Element data from apps and pages
↓↓↓
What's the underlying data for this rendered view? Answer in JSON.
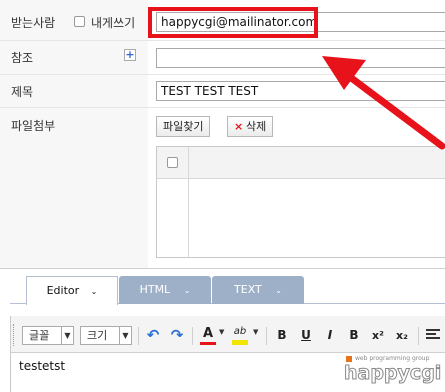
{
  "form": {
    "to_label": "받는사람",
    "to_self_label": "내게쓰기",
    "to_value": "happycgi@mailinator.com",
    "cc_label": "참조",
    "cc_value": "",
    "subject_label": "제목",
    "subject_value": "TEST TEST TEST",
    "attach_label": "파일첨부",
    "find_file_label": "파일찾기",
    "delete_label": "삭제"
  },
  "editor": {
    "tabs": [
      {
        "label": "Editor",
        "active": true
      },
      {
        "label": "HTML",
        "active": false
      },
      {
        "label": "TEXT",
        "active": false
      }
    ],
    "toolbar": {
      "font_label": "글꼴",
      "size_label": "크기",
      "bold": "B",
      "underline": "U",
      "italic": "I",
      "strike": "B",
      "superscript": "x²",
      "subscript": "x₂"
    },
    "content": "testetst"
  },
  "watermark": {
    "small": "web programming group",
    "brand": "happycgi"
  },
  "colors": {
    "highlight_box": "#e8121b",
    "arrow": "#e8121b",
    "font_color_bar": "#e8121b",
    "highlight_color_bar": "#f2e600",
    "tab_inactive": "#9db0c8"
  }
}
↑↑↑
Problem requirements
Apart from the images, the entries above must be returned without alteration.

Answer section
What's the underlying data for this rendered view? Answer in JSON.
{
  "form": {
    "to_label": "받는사람",
    "to_self_label": "내게쓰기",
    "to_value": "happycgi@mailinator.com",
    "cc_label": "참조",
    "cc_value": "",
    "subject_label": "제목",
    "subject_value": "TEST TEST TEST",
    "attach_label": "파일첨부",
    "find_file_label": "파일찾기",
    "delete_label": "삭제"
  },
  "editor": {
    "tabs": [
      {
        "label": "Editor",
        "active": true
      },
      {
        "label": "HTML",
        "active": false
      },
      {
        "label": "TEXT",
        "active": false
      }
    ],
    "toolbar": {
      "font_label": "글꼴",
      "size_label": "크기",
      "bold": "B",
      "underline": "U",
      "italic": "I",
      "strike": "B",
      "superscript": "x²",
      "subscript": "x₂"
    },
    "content": "testetst"
  },
  "watermark": {
    "small": "web programming group",
    "brand": "happycgi"
  },
  "colors": {
    "highlight_box": "#e8121b",
    "arrow": "#e8121b",
    "font_color_bar": "#e8121b",
    "highlight_color_bar": "#f2e600",
    "tab_inactive": "#9db0c8"
  }
}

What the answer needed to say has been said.